Kanban | The Time To Signal !!
Kanban is a term often used in the manufacturing workplace but what does it mean and what can it do for my business. This article describes the concept of the Kanban theory along with an explanation as to what it can do to make your manufacturing workplace more efficient.
The word Kanban as you may already know comes from Japan. It is an easy translation from Japanese to English. “Kan” means “card” whilst “ban” means “signal”. This card signalling concept is used to prompt “action”. The Kanban concept is one of the key players in “Lean manufacturing”. Companies that have introduced this concept in their workflow have achieved anything up seventy five percent inventory reduction in their process.
What does a Kanban do?

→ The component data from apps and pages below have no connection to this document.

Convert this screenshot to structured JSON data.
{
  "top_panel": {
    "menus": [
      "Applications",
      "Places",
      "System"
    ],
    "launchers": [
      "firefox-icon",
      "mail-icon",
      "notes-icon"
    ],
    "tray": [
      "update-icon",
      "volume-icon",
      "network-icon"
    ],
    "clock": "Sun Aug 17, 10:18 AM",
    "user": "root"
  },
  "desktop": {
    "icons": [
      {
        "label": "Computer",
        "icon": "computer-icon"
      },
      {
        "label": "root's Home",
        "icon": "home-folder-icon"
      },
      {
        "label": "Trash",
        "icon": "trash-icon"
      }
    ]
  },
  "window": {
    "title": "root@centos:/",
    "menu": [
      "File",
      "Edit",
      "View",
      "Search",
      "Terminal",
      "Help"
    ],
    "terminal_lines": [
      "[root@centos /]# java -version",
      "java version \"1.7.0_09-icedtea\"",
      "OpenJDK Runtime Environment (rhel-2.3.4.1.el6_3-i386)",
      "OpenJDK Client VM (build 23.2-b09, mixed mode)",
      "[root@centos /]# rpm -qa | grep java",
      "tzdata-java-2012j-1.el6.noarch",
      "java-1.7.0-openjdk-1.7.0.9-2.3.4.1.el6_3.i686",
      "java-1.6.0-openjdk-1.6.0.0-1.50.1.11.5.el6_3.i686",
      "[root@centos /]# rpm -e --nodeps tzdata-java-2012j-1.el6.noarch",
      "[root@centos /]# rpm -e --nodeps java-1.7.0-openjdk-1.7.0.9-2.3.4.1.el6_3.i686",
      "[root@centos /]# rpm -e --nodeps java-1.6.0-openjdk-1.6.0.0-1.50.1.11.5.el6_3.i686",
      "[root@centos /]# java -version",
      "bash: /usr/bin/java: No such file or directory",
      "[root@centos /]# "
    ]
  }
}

In simple terms, it triggers an action. If the Kanban signals that stock is in need to be replenished then this culminates in action to replenish a certain production area. Often this is used in a just-in-time manufacturing environment or where there may be bottle necks in a production flow.
The key is to make sure how many cards are required for each item that is being produced. It’s a process that involves fine tuning of the manufacturing process and systems that can interface with supplier scheduling systems.
Production flow and continuity are essential in order to keep optimisation at a maximum.
Downtime (unplanned that is) is a waste of company time and resources and results in high unit manufacturing costs. None of these elements lend themselves to making profits and being best in class.
The Kanban ensures that flow is kept at a steady rate whilst keeping the investment in inventory low (car manufacturers are usually masters of this concept) and efficiency high. The card system also controls the movement of stock from one manufacturing unit to another. This again ensures smooth flow and increased productivity.
If an organisation can get the Kanban concept right then the results can be tremendous, lower inventory, lower waste, lower work in progress and the ability to prevent over production.
Take control of your production and introduce the Kanban concept. It will release cash back into your business as you reduce the requirement to invest in inventory; you reduce over production and maintain a steady workflow this optimising your unit manufacturing costs.